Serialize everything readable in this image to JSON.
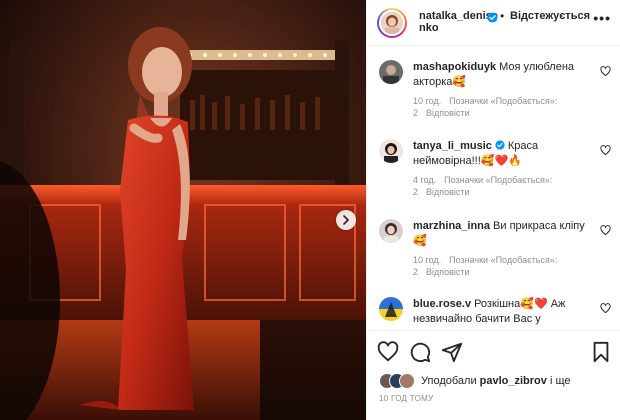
{
  "post": {
    "owner": "natalka_denisenko",
    "follow_status": "Відстежується",
    "dot": "•",
    "more": "•••"
  },
  "comments": [
    {
      "username": "mashapokiduyk",
      "text": "Моя улюблена акторка🥰",
      "time": "10 год.",
      "likes": "Позначки «Подобається»: 2",
      "reply": "Відповісти"
    },
    {
      "username": "tanya_li_music",
      "text": "Краса неймовірна!!!🥰❤️🔥",
      "time": "4 год.",
      "likes": "Позначки «Подобається»: 2",
      "reply": "Відповісти"
    },
    {
      "username": "marzhina_inna",
      "text": "Ви прикраса кліпу 🥰",
      "time": "10 год.",
      "likes": "Позначки «Подобається»: 2",
      "reply": "Відповісти"
    },
    {
      "username": "blue.rose.v",
      "text": "Розкішна🥰❤️ Аж незвичайно бачити Вас у",
      "time": "",
      "likes": "",
      "reply": ""
    }
  ],
  "likes_line": {
    "prefix": "Уподобали",
    "user": "pavlo_zibrov",
    "suffix": "і ще"
  },
  "timestamp": "10 ГОД ТОМУ",
  "icons": {
    "heart": "heart-icon",
    "comment": "comment-icon",
    "share": "share-icon",
    "save": "bookmark-icon",
    "verified": "verified-badge-icon",
    "next": "chevron-right-icon"
  },
  "colors": {
    "accent": "#0095f6",
    "text": "#262626",
    "muted": "#8e8e8e",
    "border": "#efefef"
  }
}
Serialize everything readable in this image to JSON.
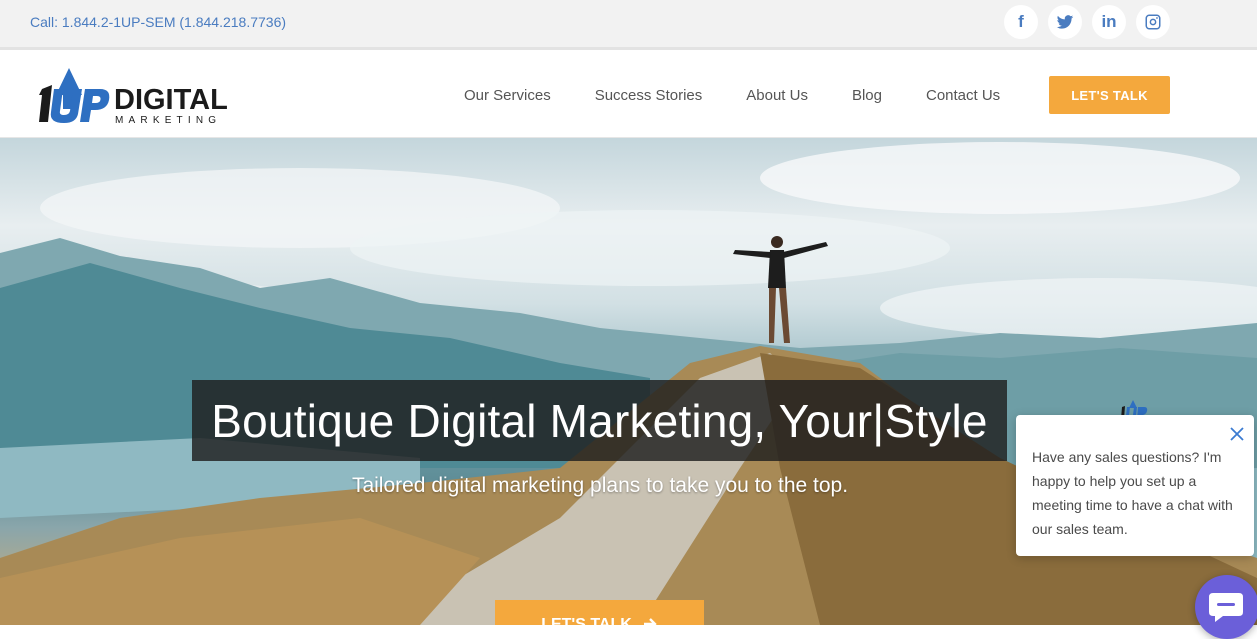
{
  "topbar": {
    "phone": "Call: 1.844.2-1UP-SEM (1.844.218.7736)",
    "social": [
      {
        "icon": "facebook-icon",
        "glyph": "f"
      },
      {
        "icon": "twitter-icon",
        "glyph": ""
      },
      {
        "icon": "linkedin-icon",
        "glyph": "in"
      },
      {
        "icon": "instagram-icon",
        "glyph": ""
      }
    ]
  },
  "header": {
    "logo": {
      "mark": "1UP",
      "word": "DIGITAL",
      "tagline": "MARKETING"
    },
    "nav": [
      "Our Services",
      "Success Stories",
      "About Us",
      "Blog",
      "Contact Us"
    ],
    "cta_label": "LET'S TALK"
  },
  "hero": {
    "headline": "Boutique Digital Marketing, Your|Style",
    "subline": "Tailored digital marketing plans to take you to the top.",
    "cta_label": "LET'S TALK",
    "cta_icon": "arrow-right-icon"
  },
  "chat": {
    "message": "Have any sales questions? I'm happy to help you set up a meeting time to have a chat with our sales team.",
    "close_icon": "close-icon",
    "launcher_icon": "chat-icon"
  },
  "colors": {
    "accent": "#f4a83d",
    "link": "#4a7cc0",
    "logo_blue": "#2e6fc1",
    "chat_launcher": "#6b5fd9"
  }
}
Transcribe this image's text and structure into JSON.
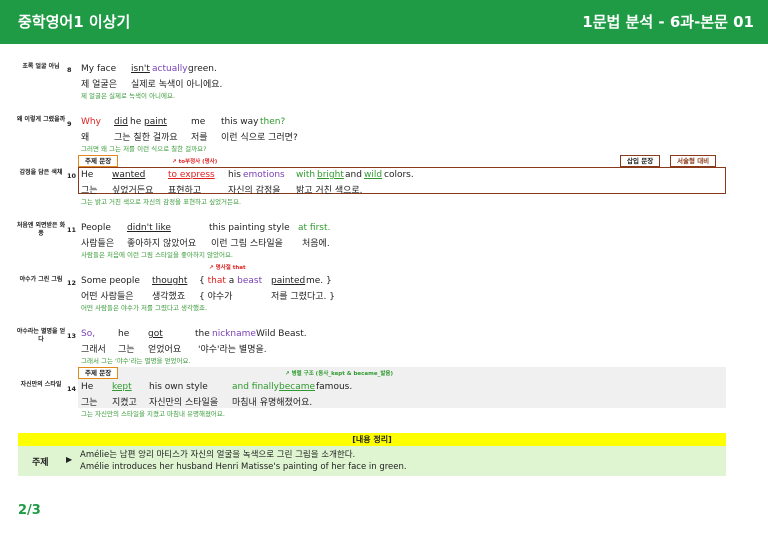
{
  "header": {
    "title": "중학영어1 이상기",
    "section": "1문법 분석 - 6과-본문 01"
  },
  "rows": [
    {
      "side": "초록 얼굴 아님",
      "num": "8",
      "en": [
        "My face",
        "isn't",
        "actually",
        "green."
      ],
      "ko": [
        "제 얼굴은",
        "실제로 녹색이 아니에요."
      ],
      "tr": "제 얼굴은 실제로 녹색이 아니에요."
    },
    {
      "side": "왜 이렇게 그렸을까",
      "num": "9",
      "en": [
        "Why",
        "did",
        "he",
        "paint",
        "me",
        "this way",
        "then?"
      ],
      "ko": [
        "왜",
        "그는 칠한 걸까요",
        "저를",
        "이런 식으로 그러면?"
      ],
      "tr": "그러면 왜 그는 저를 이런 식으로 칠한 걸까요?"
    },
    {
      "side": "감정을 담은 색채",
      "num": "10",
      "en": [
        "He",
        "wanted",
        "to express",
        "his",
        "emotions",
        "with",
        "bright",
        "and",
        "wild",
        "colors."
      ],
      "ko": [
        "그는",
        "싶었거든요",
        "표현하고",
        "자신의 감정을",
        "밝고 거친 색으로."
      ],
      "tr": "그는 밝고 거친 색으로 자신의 감정을 표현하고 싶었거든요.",
      "tags": {
        "theme": "주제 문장",
        "note": "to부정사 (명사)",
        "insert": "삽입 문장",
        "compare": "서술형 대비"
      }
    },
    {
      "side": "처음엔 외면받은 화풍",
      "num": "11",
      "en": [
        "People",
        "didn't like",
        "this painting style",
        "at first."
      ],
      "ko": [
        "사람들은",
        "좋아하지 않았어요",
        "이런 그림 스타일을",
        "처음에."
      ],
      "tr": "사람들은 처음에 이런 그림 스타일을 좋아하지 않았어요."
    },
    {
      "side": "야수가 그린 그림",
      "num": "12",
      "en": [
        "Some people",
        "thought",
        "{ that a beast",
        "painted",
        "me. }"
      ],
      "ko": [
        "어떤 사람들은",
        "생각했죠",
        "{ 야수가",
        "저를 그렸다고. }"
      ],
      "tr": "어떤 사람들은 야수가 저를 그렸다고 생각했죠.",
      "note": "명사절 that"
    },
    {
      "side": "야수라는 별명을 얻다",
      "num": "13",
      "en": [
        "So,",
        "he",
        "got",
        "the",
        "nickname",
        "Wild Beast."
      ],
      "ko": [
        "그래서",
        "그는",
        "얻었어요",
        "'야수'라는 별명을."
      ],
      "tr": "그래서 그는 '야수'라는 별명을 얻었어요."
    },
    {
      "side": "자신만의 스타일",
      "num": "14",
      "en": [
        "He",
        "kept",
        "his own style",
        "and finally",
        "became",
        "famous."
      ],
      "ko": [
        "그는",
        "지켰고",
        "자신만의 스타일을",
        "마침내 유명해졌어요."
      ],
      "tr": "그는 자신만의 스타일을 지켰고 마침내 유명해졌어요.",
      "tags": {
        "theme": "주제 문장",
        "note": "병렬 구조 (동사_kept & became_발음)"
      }
    }
  ],
  "summary": {
    "title": "[내용 정리]",
    "label": "주제",
    "arrow": "▶",
    "ko": "Amélie는 남편 앙리 마티스가 자신의 얼굴을 녹색으로 그린 그림을 소개한다.",
    "en": "Amélie introduces her husband Henri Matisse's painting of her face in green."
  },
  "page": "2/3",
  "colors": {
    "brand": "#1f9b46",
    "purple": "#7a3fb5",
    "green": "#2e9a2e",
    "red": "#e02020",
    "tag_border": "#e08a1e",
    "box": "#8a3a1a",
    "summary_title_bg": "#ffff00",
    "summary_bg": "#dff5d2"
  }
}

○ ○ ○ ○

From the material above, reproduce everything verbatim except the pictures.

→ **RESPONSE**:
Serialize everything readable in this image to JSON.
{
  "post": {
    "owner": "natalka_denisenko",
    "follow_status": "Відстежується",
    "dot": "•",
    "more": "•••"
  },
  "comments": [
    {
      "username": "mashapokiduyk",
      "text": "Моя улюблена акторка🥰",
      "time": "10 год.",
      "likes": "Позначки «Подобається»: 2",
      "reply": "Відповісти"
    },
    {
      "username": "tanya_li_music",
      "text": "Краса неймовірна!!!🥰❤️🔥",
      "time": "4 год.",
      "likes": "Позначки «Подобається»: 2",
      "reply": "Відповісти"
    },
    {
      "username": "marzhina_inna",
      "text": "Ви прикраса кліпу 🥰",
      "time": "10 год.",
      "likes": "Позначки «Подобається»: 2",
      "reply": "Відповісти"
    },
    {
      "username": "blue.rose.v",
      "text": "Розкішна🥰❤️ Аж незвичайно бачити Вас у",
      "time": "",
      "likes": "",
      "reply": ""
    }
  ],
  "likes_line": {
    "prefix": "Уподобали",
    "user": "pavlo_zibrov",
    "suffix": "і ще"
  },
  "timestamp": "10 ГОД ТОМУ",
  "icons": {
    "heart": "heart-icon",
    "comment": "comment-icon",
    "share": "share-icon",
    "save": "bookmark-icon",
    "verified": "verified-badge-icon",
    "next": "chevron-right-icon"
  },
  "colors": {
    "accent": "#0095f6",
    "text": "#262626",
    "muted": "#8e8e8e",
    "border": "#efefef"
  }
}
Serialize everything readable in this image to JSON.
{
  "topbar": {
    "phone": "Call: 1.844.2-1UP-SEM (1.844.218.7736)",
    "social": [
      {
        "icon": "facebook-icon",
        "glyph": "f"
      },
      {
        "icon": "twitter-icon",
        "glyph": ""
      },
      {
        "icon": "linkedin-icon",
        "glyph": "in"
      },
      {
        "icon": "instagram-icon",
        "glyph": ""
      }
    ]
  },
  "header": {
    "logo": {
      "mark": "1UP",
      "word": "DIGITAL",
      "tagline": "MARKETING"
    },
    "nav": [
      "Our Services",
      "Success Stories",
      "About Us",
      "Blog",
      "Contact Us"
    ],
    "cta_label": "LET'S TALK"
  },
  "hero": {
    "headline": "Boutique Digital Marketing, Your|Style",
    "subline": "Tailored digital marketing plans to take you to the top.",
    "cta_label": "LET'S TALK",
    "cta_icon": "arrow-right-icon"
  },
  "chat": {
    "message": "Have any sales questions? I'm happy to help you set up a meeting time to have a chat with our sales team.",
    "close_icon": "close-icon",
    "launcher_icon": "chat-icon"
  },
  "colors": {
    "accent": "#f4a83d",
    "link": "#4a7cc0",
    "logo_blue": "#2e6fc1",
    "chat_launcher": "#6b5fd9"
  }
}
Transcribe this image's text and structure into JSON.
{
  "header": {
    "title": "중학영어1 이상기",
    "section": "1문법 분석 - 6과-본문 01"
  },
  "rows": [
    {
      "side": "초록 얼굴 아님",
      "num": "8",
      "en": [
        "My face",
        "isn't",
        "actually",
        "green."
      ],
      "ko": [
        "제 얼굴은",
        "실제로 녹색이 아니에요."
      ],
      "tr": "제 얼굴은 실제로 녹색이 아니에요."
    },
    {
      "side": "왜 이렇게 그렸을까",
      "num": "9",
      "en": [
        "Why",
        "did",
        "he",
        "paint",
        "me",
        "this way",
        "then?"
      ],
      "ko": [
        "왜",
        "그는 칠한 걸까요",
        "저를",
        "이런 식으로 그러면?"
      ],
      "tr": "그러면 왜 그는 저를 이런 식으로 칠한 걸까요?"
    },
    {
      "side": "감정을 담은 색채",
      "num": "10",
      "en": [
        "He",
        "wanted",
        "to express",
        "his",
        "emotions",
        "with",
        "bright",
        "and",
        "wild",
        "colors."
      ],
      "ko": [
        "그는",
        "싶었거든요",
        "표현하고",
        "자신의 감정을",
        "밝고 거친 색으로."
      ],
      "tr": "그는 밝고 거친 색으로 자신의 감정을 표현하고 싶었거든요.",
      "tags": {
        "theme": "주제 문장",
        "note": "to부정사 (명사)",
        "insert": "삽입 문장",
        "compare": "서술형 대비"
      }
    },
    {
      "side": "처음엔 외면받은 화풍",
      "num": "11",
      "en": [
        "People",
        "didn't like",
        "this painting style",
        "at first."
      ],
      "ko": [
        "사람들은",
        "좋아하지 않았어요",
        "이런 그림 스타일을",
        "처음에."
      ],
      "tr": "사람들은 처음에 이런 그림 스타일을 좋아하지 않았어요."
    },
    {
      "side": "야수가 그린 그림",
      "num": "12",
      "en": [
        "Some people",
        "thought",
        "{ that a beast",
        "painted",
        "me. }"
      ],
      "ko": [
        "어떤 사람들은",
        "생각했죠",
        "{ 야수가",
        "저를 그렸다고. }"
      ],
      "tr": "어떤 사람들은 야수가 저를 그렸다고 생각했죠.",
      "note": "명사절 that"
    },
    {
      "side": "야수라는 별명을 얻다",
      "num": "13",
      "en": [
        "So,",
        "he",
        "got",
        "the",
        "nickname",
        "Wild Beast."
      ],
      "ko": [
        "그래서",
        "그는",
        "얻었어요",
        "'야수'라는 별명을."
      ],
      "tr": "그래서 그는 '야수'라는 별명을 얻었어요."
    },
    {
      "side": "자신만의 스타일",
      "num": "14",
      "en": [
        "He",
        "kept",
        "his own style",
        "and finally",
        "became",
        "famous."
      ],
      "ko": [
        "그는",
        "지켰고",
        "자신만의 스타일을",
        "마침내 유명해졌어요."
      ],
      "tr": "그는 자신만의 스타일을 지켰고 마침내 유명해졌어요.",
      "tags": {
        "theme": "주제 문장",
        "note": "병렬 구조 (동사_kept & became_발음)"
      }
    }
  ],
  "summary": {
    "title": "[내용 정리]",
    "label": "주제",
    "arrow": "▶",
    "ko": "Amélie는 남편 앙리 마티스가 자신의 얼굴을 녹색으로 그린 그림을 소개한다.",
    "en": "Amélie introduces her husband Henri Matisse's painting of her face in green."
  },
  "page": "2/3",
  "colors": {
    "brand": "#1f9b46",
    "purple": "#7a3fb5",
    "green": "#2e9a2e",
    "red": "#e02020",
    "tag_border": "#e08a1e",
    "box": "#8a3a1a",
    "summary_title_bg": "#ffff00",
    "summary_bg": "#dff5d2"
  }
}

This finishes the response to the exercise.